--- DATA FOR PROCESSING Enclosed Below ---

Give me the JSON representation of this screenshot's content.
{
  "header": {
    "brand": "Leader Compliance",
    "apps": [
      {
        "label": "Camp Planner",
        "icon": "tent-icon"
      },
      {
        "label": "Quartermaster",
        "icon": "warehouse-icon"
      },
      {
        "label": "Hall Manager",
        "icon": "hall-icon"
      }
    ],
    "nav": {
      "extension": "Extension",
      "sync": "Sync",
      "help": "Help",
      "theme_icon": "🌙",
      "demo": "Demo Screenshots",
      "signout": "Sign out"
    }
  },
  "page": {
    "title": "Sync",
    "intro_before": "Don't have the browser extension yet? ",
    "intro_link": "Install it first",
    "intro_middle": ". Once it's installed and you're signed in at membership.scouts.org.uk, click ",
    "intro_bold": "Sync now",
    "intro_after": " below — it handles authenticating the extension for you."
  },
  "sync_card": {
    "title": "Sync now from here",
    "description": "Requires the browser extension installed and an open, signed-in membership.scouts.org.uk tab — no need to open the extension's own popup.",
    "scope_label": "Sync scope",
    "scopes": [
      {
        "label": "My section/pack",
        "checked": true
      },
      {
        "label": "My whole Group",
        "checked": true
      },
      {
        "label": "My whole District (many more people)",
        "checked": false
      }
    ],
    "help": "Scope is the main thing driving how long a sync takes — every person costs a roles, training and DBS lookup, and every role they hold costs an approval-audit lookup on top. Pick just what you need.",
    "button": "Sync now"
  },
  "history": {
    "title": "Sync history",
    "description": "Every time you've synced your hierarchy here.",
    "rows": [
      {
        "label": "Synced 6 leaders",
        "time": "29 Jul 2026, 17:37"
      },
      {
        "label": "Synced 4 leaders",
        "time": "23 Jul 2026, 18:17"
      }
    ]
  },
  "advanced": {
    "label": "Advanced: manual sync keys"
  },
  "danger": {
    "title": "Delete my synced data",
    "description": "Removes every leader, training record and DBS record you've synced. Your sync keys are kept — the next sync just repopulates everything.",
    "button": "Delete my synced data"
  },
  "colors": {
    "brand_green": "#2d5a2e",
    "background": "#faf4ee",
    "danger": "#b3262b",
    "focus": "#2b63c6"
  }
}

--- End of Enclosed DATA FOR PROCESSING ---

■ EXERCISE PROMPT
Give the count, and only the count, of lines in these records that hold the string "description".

■ ANSWER FOR THE TASK
3